#8 Perfection, does it actually exist in this counselling work?
This we can view through the client centered lens to start with because as counsellors, we all want to learn our trade well and become 'our best' at it from the very beginning. Does OUR PROFESSION actually require perfection from us to become proficient, and is that even possible in our profession?
Lets start from our professions beginnings. We did not come from the medical model of illness or infirmity like clinical psychology did. Medecine's model requires the practioner to cure the symptoms, or facilitate the containment of the symptoms to protect the public from having to see or manage the people who demonstrate infirmity or some other mental health problem. While it is true that we counsellors often do also help people identified with some psychiatric disorder, our approaches are decidedly different from curing them or removing them from sight, as it used to be with large psychiatric facilities that warehoused large numbers of people who found living amongst others to be very challenging. As the governments of the day and jurisdictions adjusted funding policies and programing to eliminate these large institutions, the people previously housed there were simply released into the communities from which they came.
That gave birth to much of today's Mental Health Crisis in B.C. and all of it's many complex multi-layered manifestations. For example, there were huge increases in addictions, homelessness, poverty, relational violence, isolation, un-attended to mental health issues, inproperly trained police responses to marginalized populations. These are only a partial list. But my point is, counselling as a profession began as a problem solving approach to a stated or observed problem brought forward by the person themselves seeking help. The skill sets were largely centered around active listening models of effective communication by the counsellor to someone seeking their help.
As the profession matured and the issues people brought in got more complex, the skills used also had to develop to address these more complex issues. They were still very client centered in their responses and most of the post modern models of counselling are considered to be short term and not reliant on medications or hospitalizations unless they require extreme medical interventions.
Counsellors work in primarily relationally driven relationships which are highly personal and trust based. While continuity of care is an important aspect of how we work, it is not the same as it is in a medical practice where a physician can simply bring in a locum, they use your notes to follow through with any procedures or test required to diagnose ailments and perscribe the appropriate cure or fix for it. Counsellors do not generally do this, instead, we negotiate with our clients how they will manage while we are away, using the skills we have already shared with them.
All of this is to show how, in my view, perfection is inconsistent with our delivery model. There are just too many relationally held variables in play. However, what I believe we can and should strive for is to bring to our clients our best clinical self every time we work with them.
There are so many ways to accurately conceptualize an issue brought by a client and many aspects that can be approached in so many different ways, all of which can be effective in the highly subjective practice of counselling. This does not mean we should just make things up as we go. We have extensive training in the models we choose to practice and get expert clinical consultations on tricky cases as needed.
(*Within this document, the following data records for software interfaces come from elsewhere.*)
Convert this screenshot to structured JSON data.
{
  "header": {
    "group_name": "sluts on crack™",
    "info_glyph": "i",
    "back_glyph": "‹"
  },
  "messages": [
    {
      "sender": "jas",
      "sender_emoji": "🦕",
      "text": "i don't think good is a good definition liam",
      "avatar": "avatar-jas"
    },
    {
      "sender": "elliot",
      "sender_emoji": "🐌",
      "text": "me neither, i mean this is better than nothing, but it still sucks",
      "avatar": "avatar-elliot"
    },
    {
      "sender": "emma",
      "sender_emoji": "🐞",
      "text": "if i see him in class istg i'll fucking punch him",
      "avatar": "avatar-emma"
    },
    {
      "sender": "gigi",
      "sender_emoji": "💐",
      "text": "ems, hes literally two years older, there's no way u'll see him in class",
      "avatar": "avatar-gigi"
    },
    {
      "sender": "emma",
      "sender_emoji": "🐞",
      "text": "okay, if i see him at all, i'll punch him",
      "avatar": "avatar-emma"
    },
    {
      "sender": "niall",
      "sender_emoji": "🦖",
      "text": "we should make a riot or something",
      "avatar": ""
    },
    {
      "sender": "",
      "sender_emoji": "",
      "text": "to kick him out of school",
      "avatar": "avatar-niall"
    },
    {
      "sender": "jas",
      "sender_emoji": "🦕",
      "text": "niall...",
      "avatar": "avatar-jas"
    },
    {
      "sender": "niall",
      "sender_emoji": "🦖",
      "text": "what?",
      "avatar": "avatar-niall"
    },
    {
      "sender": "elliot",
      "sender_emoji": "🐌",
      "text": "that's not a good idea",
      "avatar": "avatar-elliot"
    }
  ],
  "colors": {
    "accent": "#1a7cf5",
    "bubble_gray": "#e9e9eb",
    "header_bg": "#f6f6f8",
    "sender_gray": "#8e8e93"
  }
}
The problem I have with perfection in counselling is, perfection implies there are only a limited number or responses that would/could be appropriate and the execution of what these responses would require is also finite. That is not my view of the world of clinical counselling. There are so many alternative ways to approach a client and their issues, even using just 'evidence based' strategies, there are very few situations requiring just one way to proceed.
I am of the opinion that achieving perfection in counselling is not possible, nor even helpful as a goal for clinicians, newer or vetrans alike, bringing our best clinical selves each session is a worthy and achievable goal for clinicians. Because as soon as we notice that we are not doing so, that awareness is the start of our re-focus to do our best in that new moment. It is self awareness driven practice, which is not static or ever achieved as a fact, it is a process that is on going. Practicing continual renewal through increasingly directed self awareness is a central componant of competent counselling practice.
Another big problem of the achieving perfection in general, mostly in the eyes of others, is once you have achieved the 100% on a test of some kind, the expectation typically seem to require 100% from then on. If the 100% is not reached, then the message is clear that there is something wrong with you, and you had better fix immediately. You find then that their approval of perfection is in fact conditional on on-going perfection. That is a great deal of unhelpful and uneeded pressure to live under. The work that we do as counsellors is already hard enough, we do not need to be adding this false 'Perfection' as a constant expectation.
I also want to say that there are many situations and professions where perfection is a preferred goal. In medicine, I want a neurosurgeon to be perfect in their technique when operating on my brain. I want an engineer to be perfect in their load calculations for a bridge I am driving a heavily loaded truck across, But those are precise calculations driven by objective data, not in the subjective context in which counse3lling occurrs.
I must leave this here, as I have just received some very sad news. But next month I will be outlining something I call PROXIMAL DISTANCING. I hope you will stop by next month and have a look, Ciao, David